Stored items from a collection:
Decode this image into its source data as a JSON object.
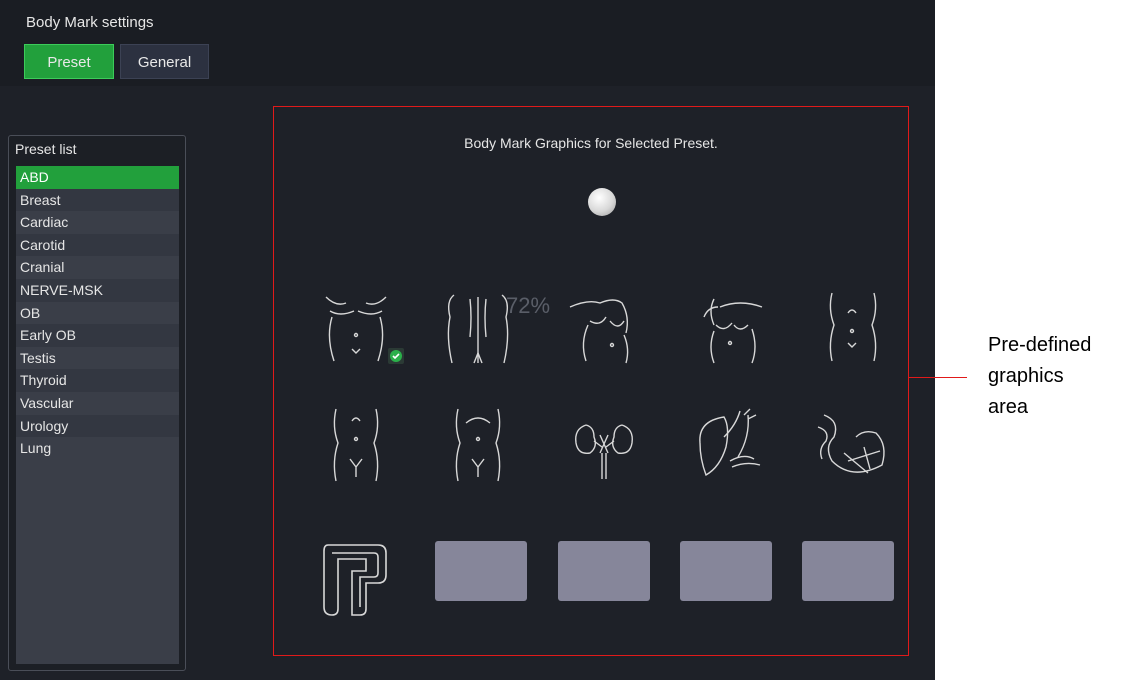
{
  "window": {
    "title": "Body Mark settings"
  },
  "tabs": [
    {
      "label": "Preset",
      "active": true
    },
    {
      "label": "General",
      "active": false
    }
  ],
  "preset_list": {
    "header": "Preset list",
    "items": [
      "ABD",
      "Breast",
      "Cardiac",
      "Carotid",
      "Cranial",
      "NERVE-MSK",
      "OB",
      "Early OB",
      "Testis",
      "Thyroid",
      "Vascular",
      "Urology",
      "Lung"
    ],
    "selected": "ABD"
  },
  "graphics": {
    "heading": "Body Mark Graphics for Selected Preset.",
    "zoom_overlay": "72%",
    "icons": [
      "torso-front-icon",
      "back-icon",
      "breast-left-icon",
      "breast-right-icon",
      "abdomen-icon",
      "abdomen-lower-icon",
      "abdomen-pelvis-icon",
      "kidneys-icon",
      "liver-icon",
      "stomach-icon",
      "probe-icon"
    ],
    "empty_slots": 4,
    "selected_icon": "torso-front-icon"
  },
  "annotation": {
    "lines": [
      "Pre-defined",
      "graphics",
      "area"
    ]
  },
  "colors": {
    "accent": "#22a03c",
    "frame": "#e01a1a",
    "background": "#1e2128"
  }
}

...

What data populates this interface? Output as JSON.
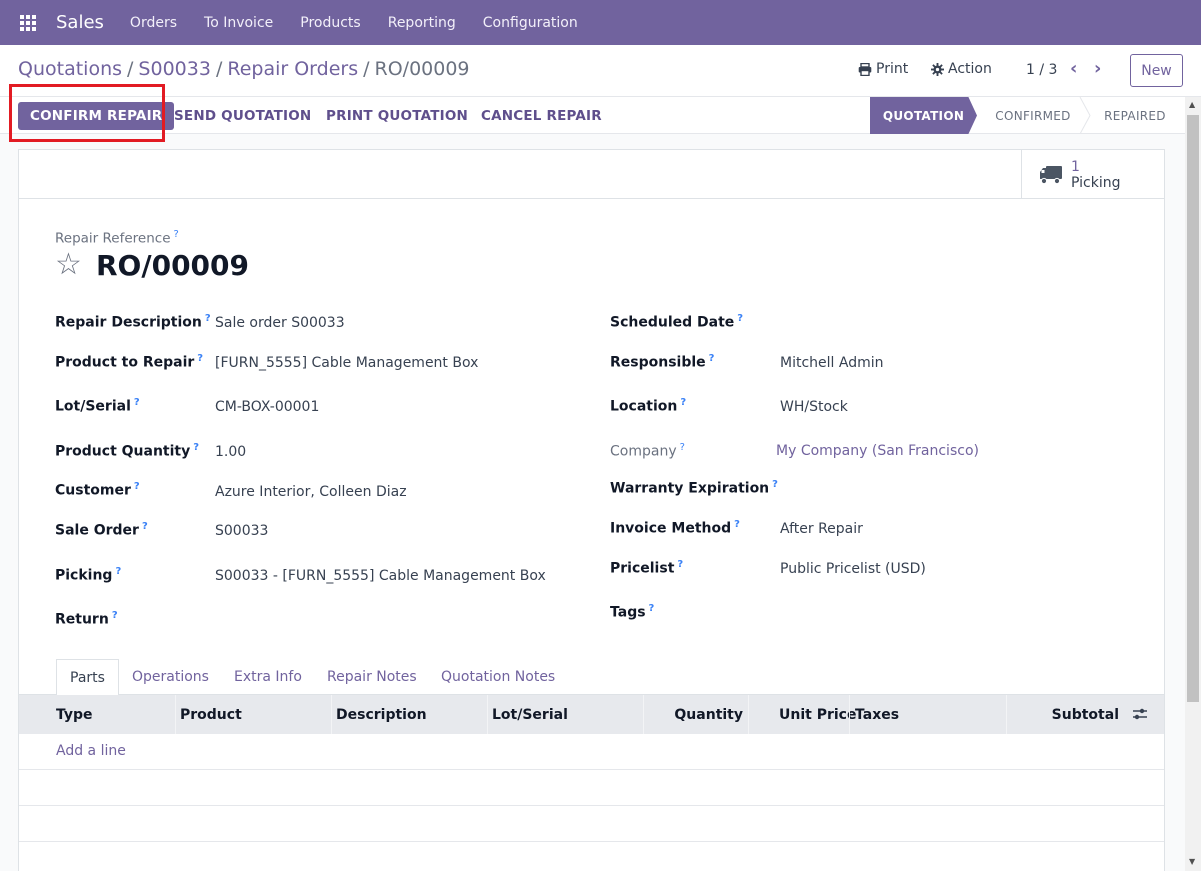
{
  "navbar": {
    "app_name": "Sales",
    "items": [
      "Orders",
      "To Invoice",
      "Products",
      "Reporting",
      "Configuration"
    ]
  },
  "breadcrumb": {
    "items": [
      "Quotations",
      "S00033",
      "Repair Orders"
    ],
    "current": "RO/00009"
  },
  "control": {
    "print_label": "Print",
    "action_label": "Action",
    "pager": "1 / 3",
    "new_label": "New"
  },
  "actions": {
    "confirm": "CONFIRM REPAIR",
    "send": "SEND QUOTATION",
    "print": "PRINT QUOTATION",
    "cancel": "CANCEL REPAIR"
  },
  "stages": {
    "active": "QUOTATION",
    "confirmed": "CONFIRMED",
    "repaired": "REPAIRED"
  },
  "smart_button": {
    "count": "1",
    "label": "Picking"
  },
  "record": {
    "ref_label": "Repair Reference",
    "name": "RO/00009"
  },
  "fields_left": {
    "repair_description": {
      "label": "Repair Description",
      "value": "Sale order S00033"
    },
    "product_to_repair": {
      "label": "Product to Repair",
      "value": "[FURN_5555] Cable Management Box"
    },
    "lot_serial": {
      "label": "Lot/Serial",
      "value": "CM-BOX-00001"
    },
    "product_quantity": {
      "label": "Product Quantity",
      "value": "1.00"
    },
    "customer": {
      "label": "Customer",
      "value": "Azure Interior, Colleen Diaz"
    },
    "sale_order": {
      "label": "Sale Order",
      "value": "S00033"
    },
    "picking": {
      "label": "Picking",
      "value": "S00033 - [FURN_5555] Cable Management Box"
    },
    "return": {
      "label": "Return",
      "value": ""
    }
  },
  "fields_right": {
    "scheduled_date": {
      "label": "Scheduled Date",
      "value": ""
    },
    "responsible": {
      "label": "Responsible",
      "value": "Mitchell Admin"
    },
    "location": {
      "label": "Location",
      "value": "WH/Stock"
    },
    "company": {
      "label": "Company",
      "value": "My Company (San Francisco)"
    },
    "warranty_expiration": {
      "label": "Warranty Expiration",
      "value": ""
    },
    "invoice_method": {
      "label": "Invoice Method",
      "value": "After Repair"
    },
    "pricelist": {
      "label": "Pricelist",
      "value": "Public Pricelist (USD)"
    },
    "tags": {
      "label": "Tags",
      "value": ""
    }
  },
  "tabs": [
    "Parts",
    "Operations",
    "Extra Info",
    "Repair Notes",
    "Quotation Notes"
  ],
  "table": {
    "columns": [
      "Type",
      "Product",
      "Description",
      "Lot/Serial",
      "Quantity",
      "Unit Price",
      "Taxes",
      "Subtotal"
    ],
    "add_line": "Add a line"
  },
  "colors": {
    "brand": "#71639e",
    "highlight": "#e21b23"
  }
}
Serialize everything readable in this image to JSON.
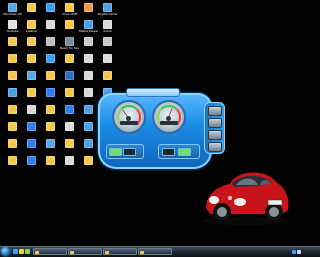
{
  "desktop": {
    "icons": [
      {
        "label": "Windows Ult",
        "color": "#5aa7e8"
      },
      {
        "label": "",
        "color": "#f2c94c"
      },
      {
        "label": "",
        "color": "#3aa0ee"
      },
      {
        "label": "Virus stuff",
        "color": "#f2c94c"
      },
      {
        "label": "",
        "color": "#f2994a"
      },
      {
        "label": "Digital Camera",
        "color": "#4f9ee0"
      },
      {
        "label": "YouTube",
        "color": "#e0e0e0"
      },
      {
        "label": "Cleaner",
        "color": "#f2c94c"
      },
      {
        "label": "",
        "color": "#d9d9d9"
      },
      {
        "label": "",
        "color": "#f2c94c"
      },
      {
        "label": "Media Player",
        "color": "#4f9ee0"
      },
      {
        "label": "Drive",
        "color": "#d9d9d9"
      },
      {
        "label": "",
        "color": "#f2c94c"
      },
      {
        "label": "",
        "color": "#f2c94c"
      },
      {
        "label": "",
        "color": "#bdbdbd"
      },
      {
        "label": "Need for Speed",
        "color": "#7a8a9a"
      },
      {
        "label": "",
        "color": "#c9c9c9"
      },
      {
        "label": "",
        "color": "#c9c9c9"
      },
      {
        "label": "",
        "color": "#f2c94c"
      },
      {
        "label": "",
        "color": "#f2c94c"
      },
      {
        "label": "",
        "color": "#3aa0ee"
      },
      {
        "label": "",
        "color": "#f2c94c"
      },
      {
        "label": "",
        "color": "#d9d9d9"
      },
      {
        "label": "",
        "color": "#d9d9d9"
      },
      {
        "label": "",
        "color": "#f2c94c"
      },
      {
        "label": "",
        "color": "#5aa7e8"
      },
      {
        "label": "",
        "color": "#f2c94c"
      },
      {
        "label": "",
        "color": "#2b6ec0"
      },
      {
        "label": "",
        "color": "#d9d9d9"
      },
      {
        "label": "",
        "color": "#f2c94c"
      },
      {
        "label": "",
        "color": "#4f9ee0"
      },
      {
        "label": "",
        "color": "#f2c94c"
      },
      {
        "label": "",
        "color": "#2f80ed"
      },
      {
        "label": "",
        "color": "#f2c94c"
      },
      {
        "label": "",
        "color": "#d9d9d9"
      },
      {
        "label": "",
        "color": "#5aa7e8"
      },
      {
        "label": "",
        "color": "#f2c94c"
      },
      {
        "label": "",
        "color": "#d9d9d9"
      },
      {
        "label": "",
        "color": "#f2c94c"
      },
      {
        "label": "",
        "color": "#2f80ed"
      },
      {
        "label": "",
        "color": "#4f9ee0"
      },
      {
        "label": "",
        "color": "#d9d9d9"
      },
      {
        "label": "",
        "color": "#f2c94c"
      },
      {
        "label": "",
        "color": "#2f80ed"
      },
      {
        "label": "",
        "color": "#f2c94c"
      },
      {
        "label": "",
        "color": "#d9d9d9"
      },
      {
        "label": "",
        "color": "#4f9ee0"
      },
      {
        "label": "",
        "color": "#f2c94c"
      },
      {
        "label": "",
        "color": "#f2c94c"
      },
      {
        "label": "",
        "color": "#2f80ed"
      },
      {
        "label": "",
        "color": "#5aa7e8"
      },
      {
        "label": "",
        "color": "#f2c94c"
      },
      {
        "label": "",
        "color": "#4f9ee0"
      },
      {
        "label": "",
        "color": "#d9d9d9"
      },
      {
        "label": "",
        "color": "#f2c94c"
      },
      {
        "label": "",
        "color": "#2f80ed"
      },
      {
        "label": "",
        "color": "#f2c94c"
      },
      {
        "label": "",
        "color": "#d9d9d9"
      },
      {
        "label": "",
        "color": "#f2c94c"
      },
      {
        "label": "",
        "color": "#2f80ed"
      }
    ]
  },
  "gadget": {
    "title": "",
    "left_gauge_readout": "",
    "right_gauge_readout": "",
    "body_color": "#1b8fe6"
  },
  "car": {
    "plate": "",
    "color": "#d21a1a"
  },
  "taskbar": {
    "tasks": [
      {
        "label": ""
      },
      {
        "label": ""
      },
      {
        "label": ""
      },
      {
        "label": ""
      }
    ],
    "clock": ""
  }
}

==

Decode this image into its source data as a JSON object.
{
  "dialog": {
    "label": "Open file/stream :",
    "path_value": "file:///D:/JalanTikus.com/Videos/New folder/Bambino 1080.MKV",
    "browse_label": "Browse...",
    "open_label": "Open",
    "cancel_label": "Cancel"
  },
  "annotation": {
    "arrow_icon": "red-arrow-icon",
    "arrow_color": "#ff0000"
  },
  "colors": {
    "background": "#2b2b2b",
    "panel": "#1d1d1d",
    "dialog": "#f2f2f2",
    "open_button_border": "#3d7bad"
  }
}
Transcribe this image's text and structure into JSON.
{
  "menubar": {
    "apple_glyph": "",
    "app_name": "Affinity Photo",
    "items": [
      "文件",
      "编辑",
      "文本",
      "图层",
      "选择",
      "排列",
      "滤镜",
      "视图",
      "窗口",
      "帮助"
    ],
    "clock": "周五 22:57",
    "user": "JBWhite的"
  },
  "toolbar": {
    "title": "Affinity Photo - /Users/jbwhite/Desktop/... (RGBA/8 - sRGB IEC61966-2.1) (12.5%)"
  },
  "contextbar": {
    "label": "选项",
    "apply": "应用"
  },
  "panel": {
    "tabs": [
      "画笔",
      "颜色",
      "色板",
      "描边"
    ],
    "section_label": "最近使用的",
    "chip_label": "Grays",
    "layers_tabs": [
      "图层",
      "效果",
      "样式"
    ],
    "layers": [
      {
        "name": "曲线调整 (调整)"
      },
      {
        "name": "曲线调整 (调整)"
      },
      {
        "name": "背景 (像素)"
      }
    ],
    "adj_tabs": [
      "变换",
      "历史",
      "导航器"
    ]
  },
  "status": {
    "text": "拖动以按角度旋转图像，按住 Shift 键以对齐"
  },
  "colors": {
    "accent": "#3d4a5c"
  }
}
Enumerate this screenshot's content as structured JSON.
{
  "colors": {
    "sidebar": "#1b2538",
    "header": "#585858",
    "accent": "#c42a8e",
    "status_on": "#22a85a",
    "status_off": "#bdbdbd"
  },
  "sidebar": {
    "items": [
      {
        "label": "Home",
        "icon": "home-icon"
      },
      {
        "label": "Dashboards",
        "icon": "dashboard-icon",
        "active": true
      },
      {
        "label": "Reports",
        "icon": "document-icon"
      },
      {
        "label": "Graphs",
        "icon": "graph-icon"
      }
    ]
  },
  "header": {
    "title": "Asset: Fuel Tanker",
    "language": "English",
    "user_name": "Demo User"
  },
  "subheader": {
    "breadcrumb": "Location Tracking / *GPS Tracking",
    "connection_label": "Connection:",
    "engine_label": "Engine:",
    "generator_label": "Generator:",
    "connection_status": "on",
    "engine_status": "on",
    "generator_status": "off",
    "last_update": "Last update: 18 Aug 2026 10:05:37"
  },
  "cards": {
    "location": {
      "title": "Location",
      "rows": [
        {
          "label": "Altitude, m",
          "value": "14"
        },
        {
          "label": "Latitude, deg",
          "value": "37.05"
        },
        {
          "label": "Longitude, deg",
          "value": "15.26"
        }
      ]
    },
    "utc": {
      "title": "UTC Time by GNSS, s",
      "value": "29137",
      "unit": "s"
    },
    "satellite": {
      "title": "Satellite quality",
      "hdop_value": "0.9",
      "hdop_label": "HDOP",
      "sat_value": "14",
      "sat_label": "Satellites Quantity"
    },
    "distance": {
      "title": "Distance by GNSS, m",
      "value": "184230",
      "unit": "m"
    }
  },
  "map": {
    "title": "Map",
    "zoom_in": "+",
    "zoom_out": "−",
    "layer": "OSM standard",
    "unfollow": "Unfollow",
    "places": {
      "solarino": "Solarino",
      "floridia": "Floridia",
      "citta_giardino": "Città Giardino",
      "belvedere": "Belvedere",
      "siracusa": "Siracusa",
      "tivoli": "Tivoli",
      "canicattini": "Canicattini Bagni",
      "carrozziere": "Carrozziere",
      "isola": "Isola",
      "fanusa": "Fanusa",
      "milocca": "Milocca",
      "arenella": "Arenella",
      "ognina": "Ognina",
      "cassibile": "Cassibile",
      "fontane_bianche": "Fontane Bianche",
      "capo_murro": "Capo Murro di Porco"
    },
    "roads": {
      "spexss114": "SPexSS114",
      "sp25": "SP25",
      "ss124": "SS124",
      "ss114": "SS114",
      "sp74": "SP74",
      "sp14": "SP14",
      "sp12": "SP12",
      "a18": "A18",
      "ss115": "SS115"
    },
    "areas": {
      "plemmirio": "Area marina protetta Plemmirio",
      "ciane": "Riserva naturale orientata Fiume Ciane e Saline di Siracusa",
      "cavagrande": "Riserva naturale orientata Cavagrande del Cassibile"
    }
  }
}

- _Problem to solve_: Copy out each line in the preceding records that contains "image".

- _Response area_:
Decode this image into its source data as a JSON object.
Serialize everything readable in this image to JSON.
Decode this image into its source data as a JSON object.
Transcribe this image's text and structure into JSON.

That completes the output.